## TASK OBJECTIVE
Throughout the material, count the lines with the word "github" in them, and answer with only the figure.

## DATA PROVIDED
+---+

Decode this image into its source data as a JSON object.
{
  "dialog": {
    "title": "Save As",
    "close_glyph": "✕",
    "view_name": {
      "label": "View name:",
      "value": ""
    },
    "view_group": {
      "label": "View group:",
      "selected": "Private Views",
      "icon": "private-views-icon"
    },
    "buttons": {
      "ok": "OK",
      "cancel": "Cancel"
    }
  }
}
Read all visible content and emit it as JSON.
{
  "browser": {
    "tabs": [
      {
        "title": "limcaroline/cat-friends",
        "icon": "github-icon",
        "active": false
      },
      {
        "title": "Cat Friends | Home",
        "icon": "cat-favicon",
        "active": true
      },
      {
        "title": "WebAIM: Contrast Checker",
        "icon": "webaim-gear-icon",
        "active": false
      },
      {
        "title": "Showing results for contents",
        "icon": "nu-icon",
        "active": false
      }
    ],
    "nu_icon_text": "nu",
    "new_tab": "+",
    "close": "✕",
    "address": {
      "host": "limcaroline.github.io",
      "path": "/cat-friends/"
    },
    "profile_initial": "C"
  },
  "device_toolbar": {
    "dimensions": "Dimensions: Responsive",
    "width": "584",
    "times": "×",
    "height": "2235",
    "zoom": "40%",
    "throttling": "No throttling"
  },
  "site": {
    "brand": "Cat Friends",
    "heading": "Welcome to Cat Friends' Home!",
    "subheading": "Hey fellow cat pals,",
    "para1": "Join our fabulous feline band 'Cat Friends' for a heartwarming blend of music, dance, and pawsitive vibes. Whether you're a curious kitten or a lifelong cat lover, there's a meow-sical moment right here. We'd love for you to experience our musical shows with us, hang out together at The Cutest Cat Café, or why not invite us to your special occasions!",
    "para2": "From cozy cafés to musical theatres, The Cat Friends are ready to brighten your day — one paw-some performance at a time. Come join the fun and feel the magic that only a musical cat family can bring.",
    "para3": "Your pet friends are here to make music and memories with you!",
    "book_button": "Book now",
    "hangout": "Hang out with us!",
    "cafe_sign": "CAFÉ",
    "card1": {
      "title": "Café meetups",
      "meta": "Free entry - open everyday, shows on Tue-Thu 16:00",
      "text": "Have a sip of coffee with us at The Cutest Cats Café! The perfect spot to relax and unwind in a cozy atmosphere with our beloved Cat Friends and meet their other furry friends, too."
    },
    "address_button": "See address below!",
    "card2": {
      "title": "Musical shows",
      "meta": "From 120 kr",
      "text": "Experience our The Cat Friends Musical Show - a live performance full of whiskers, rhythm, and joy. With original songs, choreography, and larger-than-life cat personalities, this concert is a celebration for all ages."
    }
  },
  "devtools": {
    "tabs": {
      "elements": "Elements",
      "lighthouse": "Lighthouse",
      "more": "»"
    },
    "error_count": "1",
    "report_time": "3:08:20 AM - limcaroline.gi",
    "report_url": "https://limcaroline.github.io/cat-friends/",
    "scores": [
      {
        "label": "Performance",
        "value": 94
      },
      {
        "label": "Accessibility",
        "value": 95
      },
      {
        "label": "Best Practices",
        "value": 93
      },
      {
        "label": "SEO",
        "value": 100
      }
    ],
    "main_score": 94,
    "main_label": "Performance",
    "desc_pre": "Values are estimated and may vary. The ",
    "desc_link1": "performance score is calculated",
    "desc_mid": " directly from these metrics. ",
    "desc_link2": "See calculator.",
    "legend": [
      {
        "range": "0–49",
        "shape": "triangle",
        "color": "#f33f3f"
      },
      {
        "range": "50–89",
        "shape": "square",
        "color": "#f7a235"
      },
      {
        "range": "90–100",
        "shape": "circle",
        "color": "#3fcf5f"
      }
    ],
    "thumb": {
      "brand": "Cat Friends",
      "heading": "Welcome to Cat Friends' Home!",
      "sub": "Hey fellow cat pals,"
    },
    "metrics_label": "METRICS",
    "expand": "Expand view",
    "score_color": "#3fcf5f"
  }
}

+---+

## COMPLETED TASK
3